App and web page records
═══
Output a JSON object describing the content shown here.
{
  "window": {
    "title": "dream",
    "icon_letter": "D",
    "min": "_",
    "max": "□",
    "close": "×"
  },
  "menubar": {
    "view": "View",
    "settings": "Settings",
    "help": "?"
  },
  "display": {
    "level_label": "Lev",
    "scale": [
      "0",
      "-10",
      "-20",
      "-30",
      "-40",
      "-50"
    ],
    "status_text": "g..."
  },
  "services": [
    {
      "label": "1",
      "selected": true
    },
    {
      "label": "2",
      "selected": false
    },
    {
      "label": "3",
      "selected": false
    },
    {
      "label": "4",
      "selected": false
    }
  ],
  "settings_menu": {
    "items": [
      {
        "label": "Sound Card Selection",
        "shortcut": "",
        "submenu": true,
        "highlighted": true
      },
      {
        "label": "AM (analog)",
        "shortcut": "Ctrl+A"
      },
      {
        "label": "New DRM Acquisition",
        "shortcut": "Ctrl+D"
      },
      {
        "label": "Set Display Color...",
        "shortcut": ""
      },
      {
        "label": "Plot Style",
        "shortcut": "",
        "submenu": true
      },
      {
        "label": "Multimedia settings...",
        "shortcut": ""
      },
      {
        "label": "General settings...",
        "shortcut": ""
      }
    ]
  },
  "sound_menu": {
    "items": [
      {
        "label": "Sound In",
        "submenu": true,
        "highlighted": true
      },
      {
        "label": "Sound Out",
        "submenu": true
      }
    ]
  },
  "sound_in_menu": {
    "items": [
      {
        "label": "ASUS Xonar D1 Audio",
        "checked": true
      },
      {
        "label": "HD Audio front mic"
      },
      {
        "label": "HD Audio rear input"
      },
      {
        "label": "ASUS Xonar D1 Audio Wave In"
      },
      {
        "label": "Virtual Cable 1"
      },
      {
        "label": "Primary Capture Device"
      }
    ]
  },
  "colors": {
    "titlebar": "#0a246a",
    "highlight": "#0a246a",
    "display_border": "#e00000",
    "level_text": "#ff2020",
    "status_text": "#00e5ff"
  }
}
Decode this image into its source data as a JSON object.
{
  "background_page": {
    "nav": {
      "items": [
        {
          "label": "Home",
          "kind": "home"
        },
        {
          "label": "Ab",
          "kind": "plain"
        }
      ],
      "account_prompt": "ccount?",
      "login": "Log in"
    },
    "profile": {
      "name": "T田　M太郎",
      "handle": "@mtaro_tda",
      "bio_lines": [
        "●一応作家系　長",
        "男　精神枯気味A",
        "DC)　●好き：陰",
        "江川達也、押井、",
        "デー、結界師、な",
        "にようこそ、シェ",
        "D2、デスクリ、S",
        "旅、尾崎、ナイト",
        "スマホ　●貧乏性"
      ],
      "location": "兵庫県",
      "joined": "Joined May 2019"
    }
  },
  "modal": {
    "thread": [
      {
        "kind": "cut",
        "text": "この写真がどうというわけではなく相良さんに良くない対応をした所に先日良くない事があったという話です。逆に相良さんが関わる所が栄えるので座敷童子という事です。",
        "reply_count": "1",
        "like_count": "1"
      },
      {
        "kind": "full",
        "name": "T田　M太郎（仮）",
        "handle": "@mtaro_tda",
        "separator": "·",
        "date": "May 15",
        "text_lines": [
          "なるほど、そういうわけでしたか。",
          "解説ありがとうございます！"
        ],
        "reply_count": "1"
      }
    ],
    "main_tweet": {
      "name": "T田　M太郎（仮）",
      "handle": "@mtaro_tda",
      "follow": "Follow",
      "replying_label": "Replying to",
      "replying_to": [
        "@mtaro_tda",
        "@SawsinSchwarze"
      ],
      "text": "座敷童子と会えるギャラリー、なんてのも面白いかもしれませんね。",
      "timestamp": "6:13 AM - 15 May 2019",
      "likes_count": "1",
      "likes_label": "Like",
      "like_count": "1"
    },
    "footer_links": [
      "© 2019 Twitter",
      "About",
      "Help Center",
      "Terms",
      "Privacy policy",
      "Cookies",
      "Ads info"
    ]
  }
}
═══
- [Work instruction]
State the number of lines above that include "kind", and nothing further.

- [Output for this exercise]
4